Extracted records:
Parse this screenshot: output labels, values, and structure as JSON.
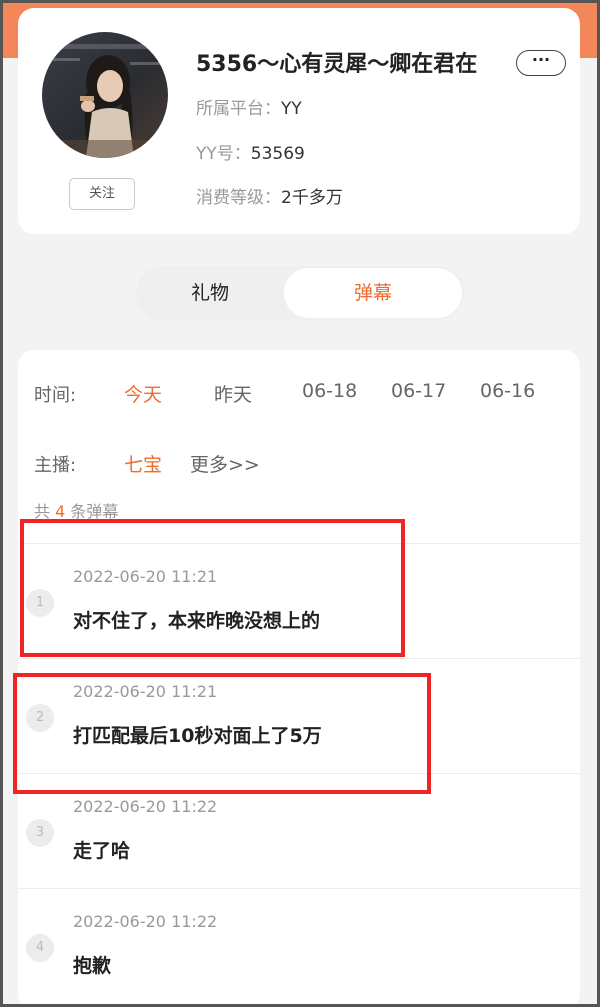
{
  "profile": {
    "name": "5356～心有灵犀～卿在君在",
    "more_label": "···",
    "follow_label": "关注",
    "platform_key": "所属平台：",
    "platform_value": "YY",
    "yy_key": "YY号：",
    "yy_value": "53569",
    "level_key": "消费等级：",
    "level_value": "2千多万"
  },
  "tabs": [
    {
      "label": "礼物",
      "active": false
    },
    {
      "label": "弹幕",
      "active": true
    }
  ],
  "filters": {
    "time_label": "时间:",
    "time_options": [
      "今天",
      "昨天",
      "06-18",
      "06-17",
      "06-16"
    ],
    "anchor_label": "主播:",
    "anchor_options": [
      "七宝",
      "更多>>"
    ]
  },
  "summary": {
    "prefix": "共",
    "count": "4",
    "suffix": "条弹幕"
  },
  "danmu": [
    {
      "index": "1",
      "time": "2022-06-20 11:21",
      "text": "对不住了，本来昨晚没想上的",
      "highlighted": true
    },
    {
      "index": "2",
      "time": "2022-06-20 11:21",
      "text": "打匹配最后10秒对面上了5万",
      "highlighted": true
    },
    {
      "index": "3",
      "time": "2022-06-20 11:22",
      "text": "走了哈",
      "highlighted": false
    },
    {
      "index": "4",
      "time": "2022-06-20 11:22",
      "text": "抱歉",
      "highlighted": false
    }
  ],
  "colors": {
    "accent": "#f06b2d",
    "banner": "#f4875a",
    "highlight_box": "#ef2424"
  }
}
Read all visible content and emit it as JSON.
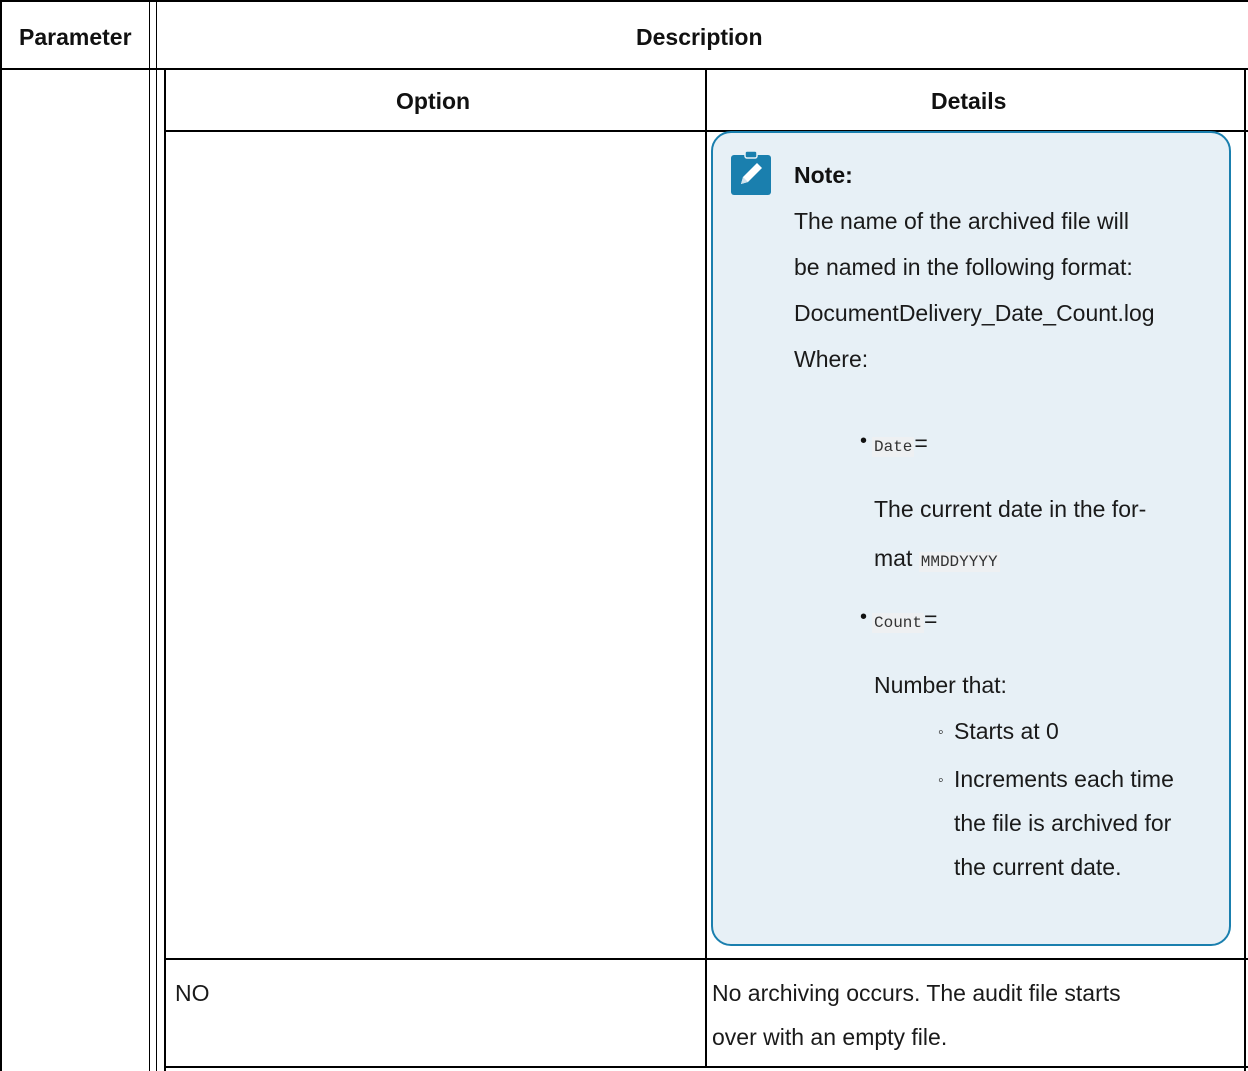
{
  "outer_table": {
    "headers": {
      "parameter": "Parameter",
      "description": "Description"
    }
  },
  "inner_table": {
    "headers": {
      "option": "Option",
      "details": "Details"
    },
    "note": {
      "title": "Note:",
      "lines": [
        "The name of the archived file will",
        "be named in the following format:",
        "DocumentDelivery_Date_Count.log",
        "Where:"
      ],
      "items": [
        {
          "code": "Date",
          "suffix": "=",
          "desc_line1": "The current date in the for-",
          "desc_line2_text": "mat ",
          "desc_line2_code": "MMDDYYYY"
        },
        {
          "code": "Count",
          "suffix": "=",
          "desc_line1": "Number that:",
          "subitems": [
            "Starts at 0",
            "Increments each time",
            "the file is archived for",
            "the current date."
          ]
        }
      ],
      "accent_color": "#1a7fae",
      "background_color": "#e7f0f6"
    },
    "rows": [
      {
        "option": "NO",
        "details_line1": "No archiving occurs. The audit file starts",
        "details_line2": "over with an empty file."
      }
    ]
  },
  "icons": {
    "note": "pencil-clipboard-icon"
  }
}
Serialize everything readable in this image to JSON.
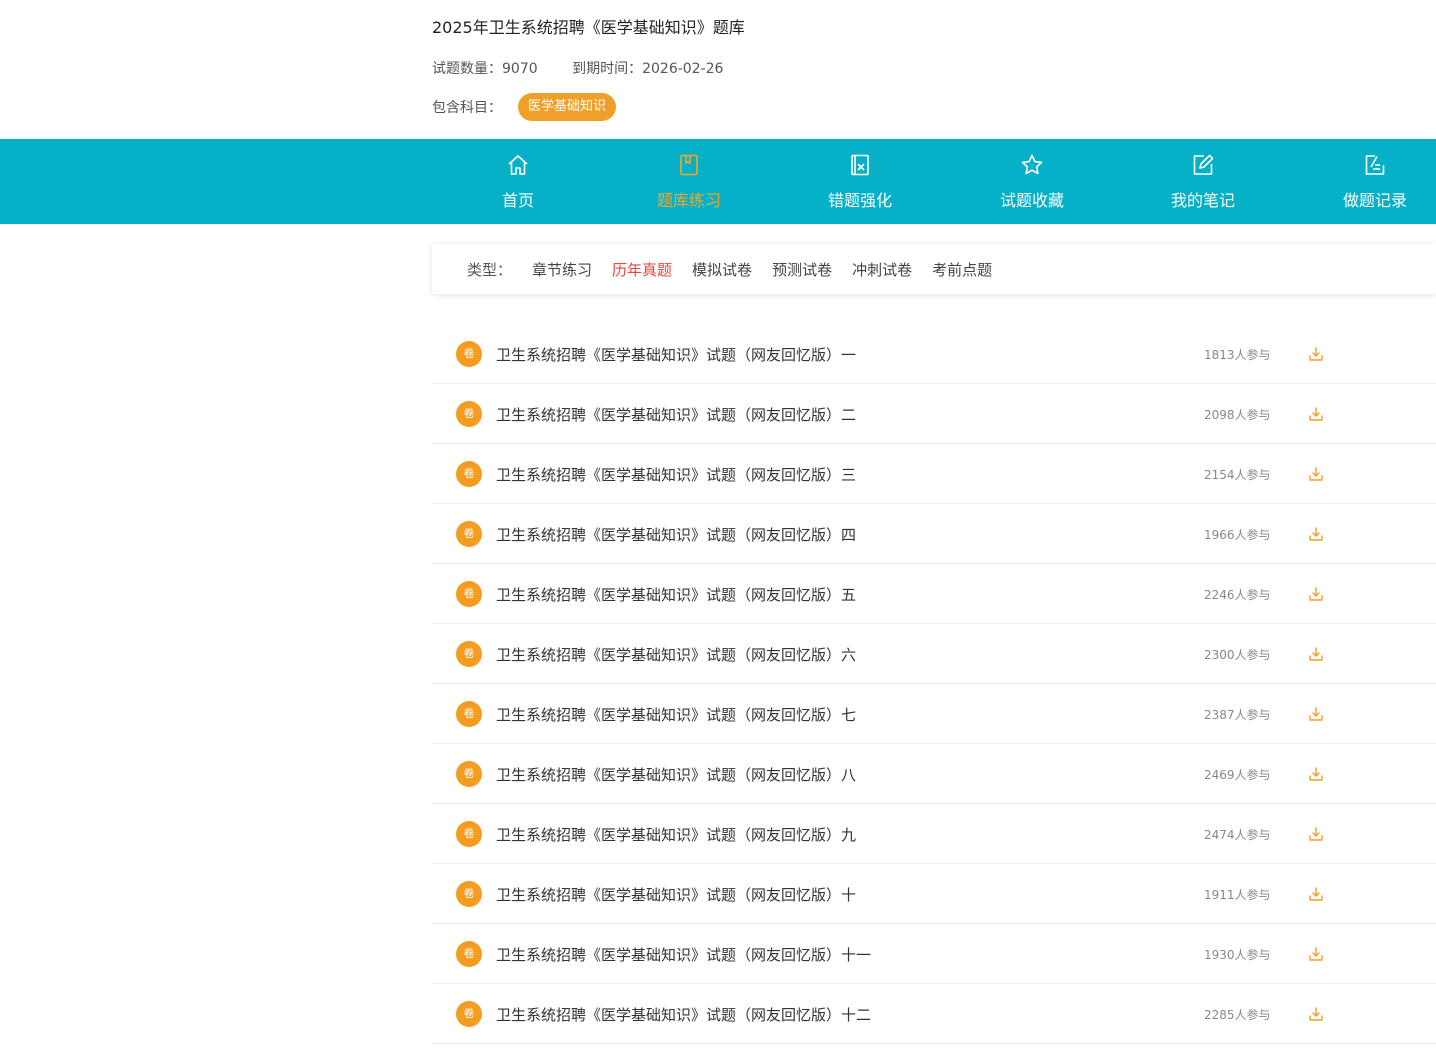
{
  "header": {
    "title": "2025年卫生系统招聘《医学基础知识》题库",
    "question_count_label": "试题数量：9070",
    "expiry_label": "到期时间：2026-02-26",
    "subjects_label": "包含科目：",
    "subject_chip": "医学基础知识"
  },
  "nav": {
    "items": [
      {
        "label": "首页",
        "icon": "home-icon"
      },
      {
        "label": "题库练习",
        "icon": "book-icon",
        "active": true
      },
      {
        "label": "错题强化",
        "icon": "wrong-question-icon"
      },
      {
        "label": "试题收藏",
        "icon": "star-icon"
      },
      {
        "label": "我的笔记",
        "icon": "edit-note-icon"
      },
      {
        "label": "做题记录",
        "icon": "record-icon"
      }
    ],
    "bg_color": "#06b0c6",
    "active_color": "#f5a623"
  },
  "filter": {
    "label": "类型：",
    "items": [
      {
        "label": "章节练习"
      },
      {
        "label": "历年真题",
        "active": true
      },
      {
        "label": "模拟试卷"
      },
      {
        "label": "预测试卷"
      },
      {
        "label": "冲刺试卷"
      },
      {
        "label": "考前点题"
      }
    ],
    "active_color": "#e8463b"
  },
  "papers": {
    "badge": "卷",
    "badge_color": "#f39c20",
    "items": [
      {
        "name": "卫生系统招聘《医学基础知识》试题（网友回忆版）一",
        "count": "1813人参与"
      },
      {
        "name": "卫生系统招聘《医学基础知识》试题（网友回忆版）二",
        "count": "2098人参与"
      },
      {
        "name": "卫生系统招聘《医学基础知识》试题（网友回忆版）三",
        "count": "2154人参与"
      },
      {
        "name": "卫生系统招聘《医学基础知识》试题（网友回忆版）四",
        "count": "1966人参与"
      },
      {
        "name": "卫生系统招聘《医学基础知识》试题（网友回忆版）五",
        "count": "2246人参与"
      },
      {
        "name": "卫生系统招聘《医学基础知识》试题（网友回忆版）六",
        "count": "2300人参与"
      },
      {
        "name": "卫生系统招聘《医学基础知识》试题（网友回忆版）七",
        "count": "2387人参与"
      },
      {
        "name": "卫生系统招聘《医学基础知识》试题（网友回忆版）八",
        "count": "2469人参与"
      },
      {
        "name": "卫生系统招聘《医学基础知识》试题（网友回忆版）九",
        "count": "2474人参与"
      },
      {
        "name": "卫生系统招聘《医学基础知识》试题（网友回忆版）十",
        "count": "1911人参与"
      },
      {
        "name": "卫生系统招聘《医学基础知识》试题（网友回忆版）十一",
        "count": "1930人参与"
      },
      {
        "name": "卫生系统招聘《医学基础知识》试题（网友回忆版）十二",
        "count": "2285人参与"
      }
    ]
  }
}
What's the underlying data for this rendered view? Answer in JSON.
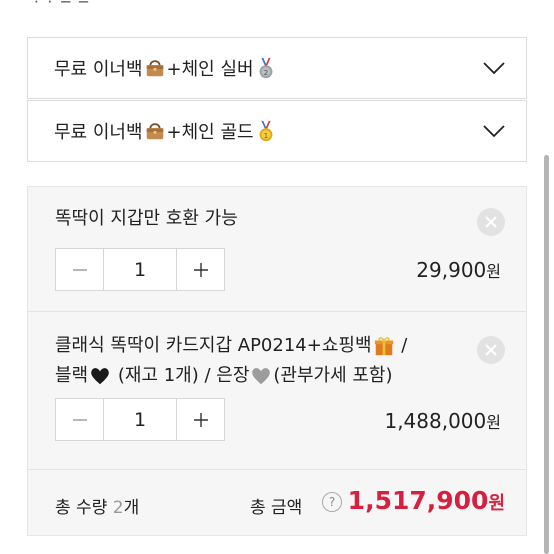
{
  "header": {
    "stub_text": "· · ─ ─"
  },
  "options": [
    {
      "prefix": "무료 이너백",
      "suffix": "+체인 실버",
      "bag_icon": "handbag-icon",
      "medal_icon": "silver-medal-icon"
    },
    {
      "prefix": "무료 이너백",
      "suffix": "+체인 골드",
      "bag_icon": "handbag-icon",
      "medal_icon": "gold-medal-icon"
    }
  ],
  "cart": {
    "items": [
      {
        "line1": "똑딱이 지갑만 호환 가능",
        "qty": "1",
        "price": "29,900",
        "unit": "원"
      },
      {
        "line1_a": "클래식 똑딱이 카드지갑 AP0214+쇼핑백",
        "line1_b": " /",
        "line2_a": "블랙",
        "line2_b": " (재고 1개) / 은장",
        "line2_c": "(관부가세 포함)",
        "qty": "1",
        "price": "1,488,000",
        "unit": "원"
      }
    ],
    "total_count_label": "총 수량 ",
    "total_count_value": "2",
    "total_count_unit": "개",
    "total_amount_label": "총 금액",
    "help_glyph": "?",
    "total_price": "1,517,900",
    "total_unit": "원"
  },
  "colors": {
    "accent_red": "#d5213f",
    "box_bg": "#f6f6f6",
    "border": "#dcdcdc"
  }
}
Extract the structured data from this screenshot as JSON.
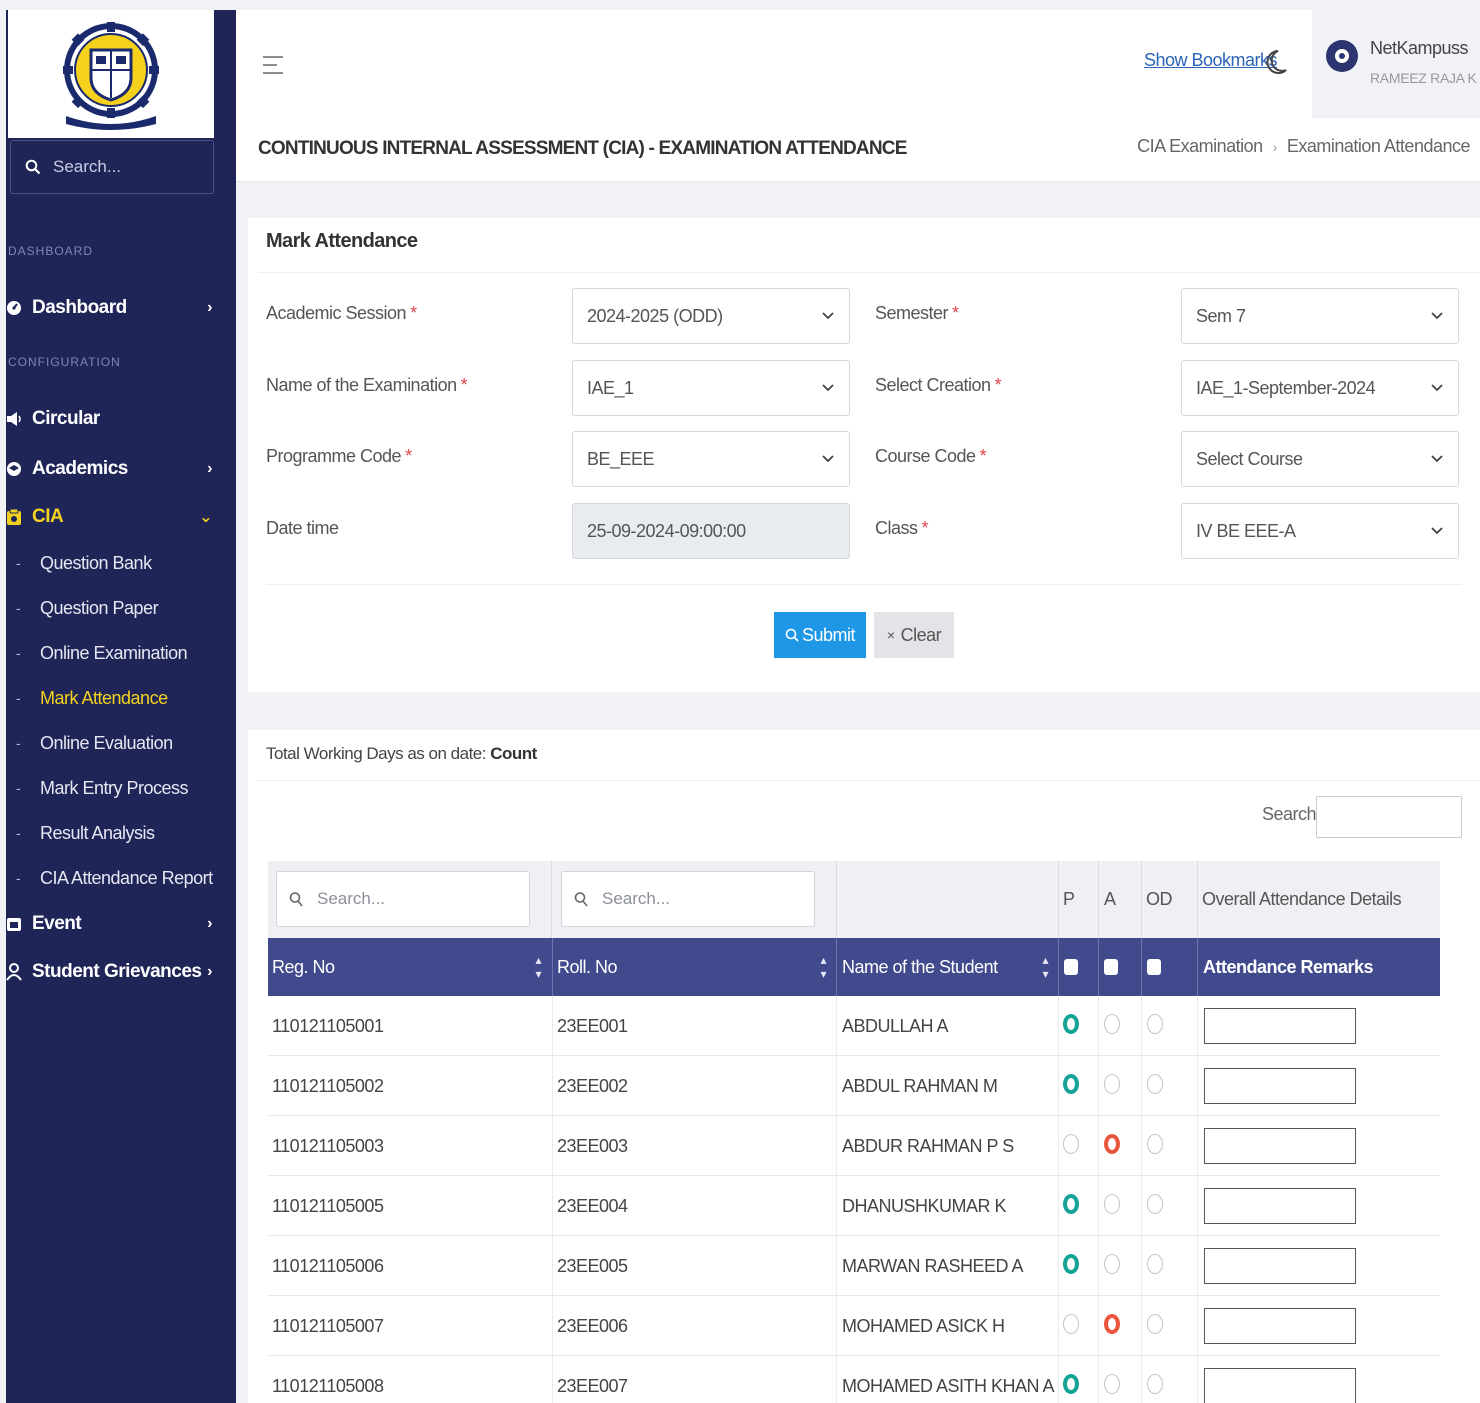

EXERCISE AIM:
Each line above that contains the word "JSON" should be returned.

RESPONSE AREA:
Parse this screenshot: output labels, values, and structure as JSON.
Read all visible content and emit it as JSON.
Serialize everything readable in this image to JSON.
What's the underlying data for this rendered view? Answer in JSON.
Extract the structured data from this screenshot as JSON.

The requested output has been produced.